Dataset rows for apps and sites
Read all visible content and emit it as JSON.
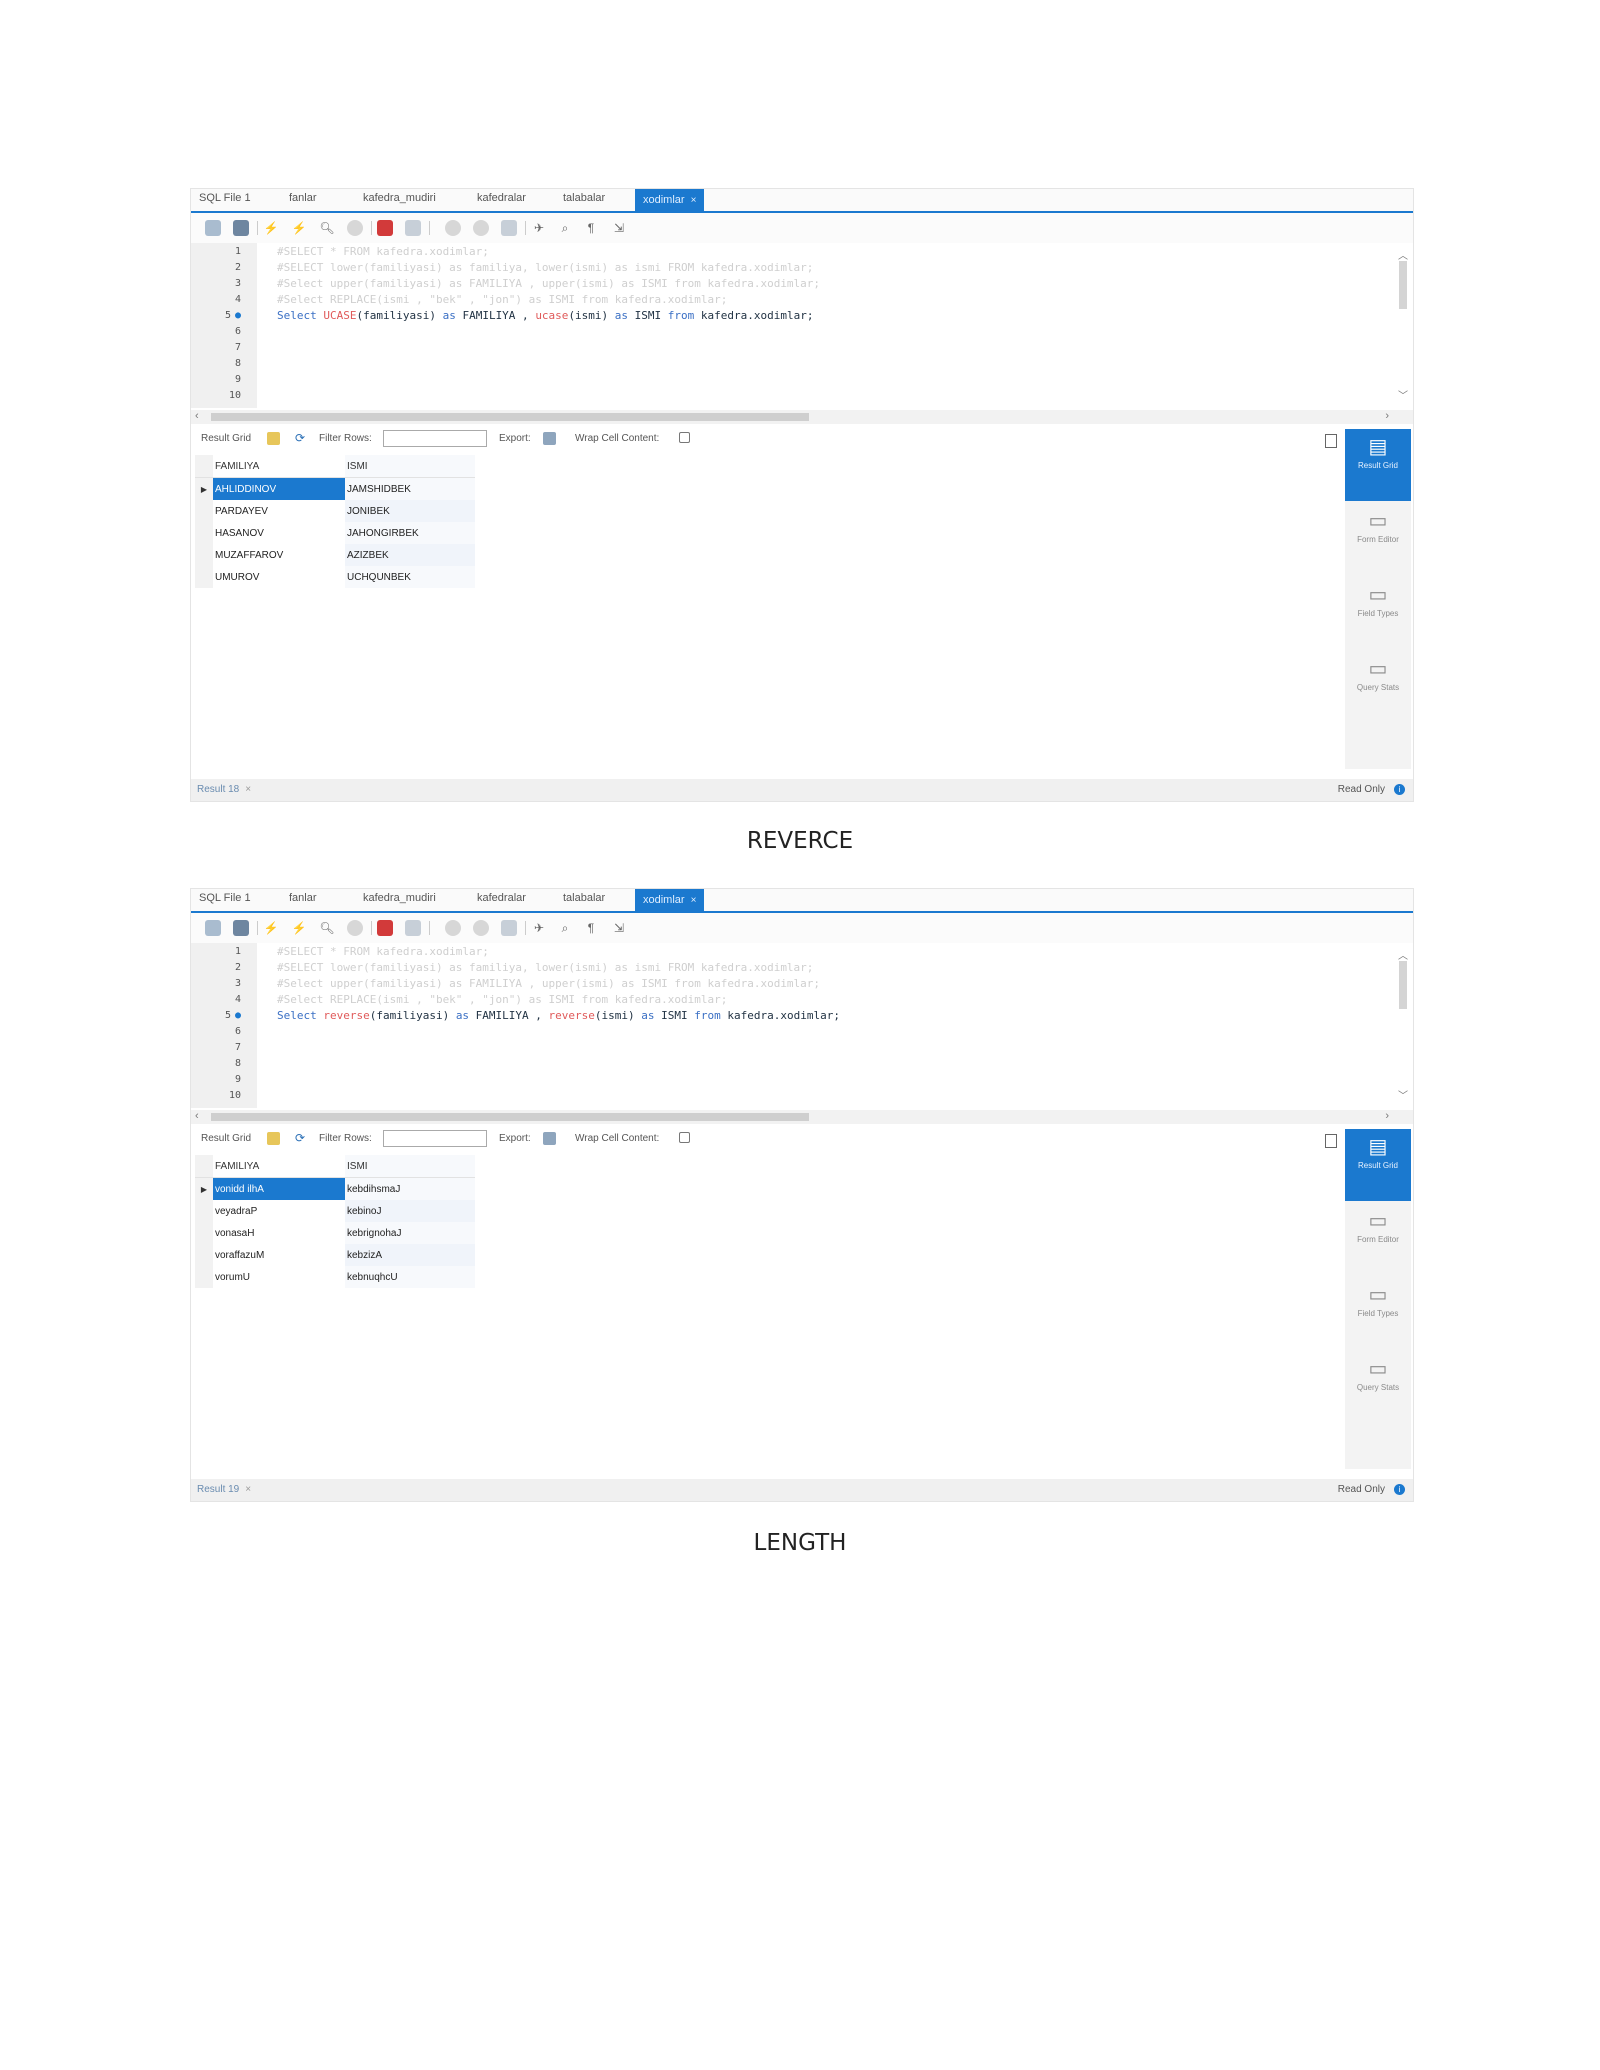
{
  "screens": [
    {
      "tabs": [
        "SQL File 1",
        "fanlar",
        "kafedra_mudiri",
        "kafedralar",
        "talabalar"
      ],
      "active_tab": "xodimlar",
      "active_tab_close": "×",
      "editor": {
        "line_numbers": [
          "1",
          "2",
          "3",
          "4",
          "5",
          "6",
          "7",
          "8",
          "9",
          "10"
        ],
        "comment_lines": [
          "#SELECT * FROM kafedra.xodimlar;",
          "#SELECT lower(familiyasi) as familiya, lower(ismi) as ismi FROM kafedra.xodimlar;",
          "#Select upper(familiyasi) as FAMILIYA , upper(ismi) as ISMI from kafedra.xodimlar;",
          "#Select REPLACE(ismi , \"bek\" , \"jon\") as ISMI from kafedra.xodimlar;"
        ],
        "query": {
          "p1": "Select ",
          "f1": "UCASE",
          "p2": "(familiyasi) ",
          "k1": "as",
          "p3": " FAMILIYA , ",
          "f2": "ucase",
          "p4": "(ismi) ",
          "k2": "as",
          "p5": " ISMI ",
          "k3": "from",
          "p6": " kafedra.xodimlar;"
        }
      },
      "result_toolbar": {
        "result_grid": "Result Grid",
        "filter_rows": "Filter Rows:",
        "export": "Export:",
        "wrap": "Wrap Cell Content:"
      },
      "grid": {
        "columns": [
          "FAMILIYA",
          "ISMI"
        ],
        "rows": [
          [
            "AHLIDDINOV",
            "JAMSHIDBEK"
          ],
          [
            "PARDAYEV",
            "JONIBEK"
          ],
          [
            "HASANOV",
            "JAHONGIRBEK"
          ],
          [
            "MUZAFFAROV",
            "AZIZBEK"
          ],
          [
            "UMUROV",
            "UCHQUNBEK"
          ]
        ]
      },
      "side_panel": [
        "Result Grid",
        "Form Editor",
        "Field Types",
        "Query Stats"
      ],
      "status": {
        "result": "Result 18",
        "close": "×",
        "readonly": "Read Only"
      }
    },
    {
      "tabs": [
        "SQL File 1",
        "fanlar",
        "kafedra_mudiri",
        "kafedralar",
        "talabalar"
      ],
      "active_tab": "xodimlar",
      "active_tab_close": "×",
      "editor": {
        "line_numbers": [
          "1",
          "2",
          "3",
          "4",
          "5",
          "6",
          "7",
          "8",
          "9",
          "10"
        ],
        "comment_lines": [
          "#SELECT * FROM kafedra.xodimlar;",
          "#SELECT lower(familiyasi) as familiya, lower(ismi) as ismi FROM kafedra.xodimlar;",
          "#Select upper(familiyasi) as FAMILIYA , upper(ismi) as ISMI from kafedra.xodimlar;",
          "#Select REPLACE(ismi , \"bek\" , \"jon\") as ISMI from kafedra.xodimlar;"
        ],
        "query": {
          "p1": "Select ",
          "f1": "reverse",
          "p2": "(familiyasi) ",
          "k1": "as",
          "p3": " FAMILIYA , ",
          "f2": "reverse",
          "p4": "(ismi) ",
          "k2": "as",
          "p5": " ISMI ",
          "k3": "from",
          "p6": " kafedra.xodimlar;"
        }
      },
      "result_toolbar": {
        "result_grid": "Result Grid",
        "filter_rows": "Filter Rows:",
        "export": "Export:",
        "wrap": "Wrap Cell Content:"
      },
      "grid": {
        "columns": [
          "FAMILIYA",
          "ISMI"
        ],
        "rows": [
          [
            "vonidd ilhA",
            "kebdihsmaJ"
          ],
          [
            "veyadraP",
            "kebinoJ"
          ],
          [
            "vonasaH",
            "kebrignohaJ"
          ],
          [
            "voraffazuM",
            "kebzizA"
          ],
          [
            "vorumU",
            "kebnuqhcU"
          ]
        ]
      },
      "side_panel": [
        "Result Grid",
        "Form Editor",
        "Field Types",
        "Query Stats"
      ],
      "status": {
        "result": "Result 19",
        "close": "×",
        "readonly": "Read Only"
      }
    }
  ],
  "captions": [
    "REVERCE",
    "LENGTH"
  ],
  "icons": [
    "folder-icon",
    "save-icon",
    "execute-icon",
    "execute-current-icon",
    "explain-icon",
    "stop-icon",
    "toggle-error-icon",
    "commit-icon",
    "rollback-icon",
    "autocommit-icon",
    "beautify-icon",
    "find-icon",
    "invisible-chars-icon",
    "wrap-icon"
  ]
}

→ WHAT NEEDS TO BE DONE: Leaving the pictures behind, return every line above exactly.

→ RESPONSE TO THE TASK:
Read all visible content and emit it as JSON.
{
  "screens": [
    {
      "tabs": [
        "SQL File 1",
        "fanlar",
        "kafedra_mudiri",
        "kafedralar",
        "talabalar"
      ],
      "active_tab": "xodimlar",
      "active_tab_close": "×",
      "editor": {
        "line_numbers": [
          "1",
          "2",
          "3",
          "4",
          "5",
          "6",
          "7",
          "8",
          "9",
          "10"
        ],
        "comment_lines": [
          "#SELECT * FROM kafedra.xodimlar;",
          "#SELECT lower(familiyasi) as familiya, lower(ismi) as ismi FROM kafedra.xodimlar;",
          "#Select upper(familiyasi) as FAMILIYA , upper(ismi) as ISMI from kafedra.xodimlar;",
          "#Select REPLACE(ismi , \"bek\" , \"jon\") as ISMI from kafedra.xodimlar;"
        ],
        "query": {
          "p1": "Select ",
          "f1": "UCASE",
          "p2": "(familiyasi) ",
          "k1": "as",
          "p3": " FAMILIYA , ",
          "f2": "ucase",
          "p4": "(ismi) ",
          "k2": "as",
          "p5": " ISMI ",
          "k3": "from",
          "p6": " kafedra.xodimlar;"
        }
      },
      "result_toolbar": {
        "result_grid": "Result Grid",
        "filter_rows": "Filter Rows:",
        "export": "Export:",
        "wrap": "Wrap Cell Content:"
      },
      "grid": {
        "columns": [
          "FAMILIYA",
          "ISMI"
        ],
        "rows": [
          [
            "AHLIDDINOV",
            "JAMSHIDBEK"
          ],
          [
            "PARDAYEV",
            "JONIBEK"
          ],
          [
            "HASANOV",
            "JAHONGIRBEK"
          ],
          [
            "MUZAFFAROV",
            "AZIZBEK"
          ],
          [
            "UMUROV",
            "UCHQUNBEK"
          ]
        ]
      },
      "side_panel": [
        "Result Grid",
        "Form Editor",
        "Field Types",
        "Query Stats"
      ],
      "status": {
        "result": "Result 18",
        "close": "×",
        "readonly": "Read Only"
      }
    },
    {
      "tabs": [
        "SQL File 1",
        "fanlar",
        "kafedra_mudiri",
        "kafedralar",
        "talabalar"
      ],
      "active_tab": "xodimlar",
      "active_tab_close": "×",
      "editor": {
        "line_numbers": [
          "1",
          "2",
          "3",
          "4",
          "5",
          "6",
          "7",
          "8",
          "9",
          "10"
        ],
        "comment_lines": [
          "#SELECT * FROM kafedra.xodimlar;",
          "#SELECT lower(familiyasi) as familiya, lower(ismi) as ismi FROM kafedra.xodimlar;",
          "#Select upper(familiyasi) as FAMILIYA , upper(ismi) as ISMI from kafedra.xodimlar;",
          "#Select REPLACE(ismi , \"bek\" , \"jon\") as ISMI from kafedra.xodimlar;"
        ],
        "query": {
          "p1": "Select ",
          "f1": "reverse",
          "p2": "(familiyasi) ",
          "k1": "as",
          "p3": " FAMILIYA , ",
          "f2": "reverse",
          "p4": "(ismi) ",
          "k2": "as",
          "p5": " ISMI ",
          "k3": "from",
          "p6": " kafedra.xodimlar;"
        }
      },
      "result_toolbar": {
        "result_grid": "Result Grid",
        "filter_rows": "Filter Rows:",
        "export": "Export:",
        "wrap": "Wrap Cell Content:"
      },
      "grid": {
        "columns": [
          "FAMILIYA",
          "ISMI"
        ],
        "rows": [
          [
            "vonidd ilhA",
            "kebdihsmaJ"
          ],
          [
            "veyadraP",
            "kebinoJ"
          ],
          [
            "vonasaH",
            "kebrignohaJ"
          ],
          [
            "voraffazuM",
            "kebzizA"
          ],
          [
            "vorumU",
            "kebnuqhcU"
          ]
        ]
      },
      "side_panel": [
        "Result Grid",
        "Form Editor",
        "Field Types",
        "Query Stats"
      ],
      "status": {
        "result": "Result 19",
        "close": "×",
        "readonly": "Read Only"
      }
    }
  ],
  "captions": [
    "REVERCE",
    "LENGTH"
  ],
  "icons": [
    "folder-icon",
    "save-icon",
    "execute-icon",
    "execute-current-icon",
    "explain-icon",
    "stop-icon",
    "toggle-error-icon",
    "commit-icon",
    "rollback-icon",
    "autocommit-icon",
    "beautify-icon",
    "find-icon",
    "invisible-chars-icon",
    "wrap-icon"
  ]
}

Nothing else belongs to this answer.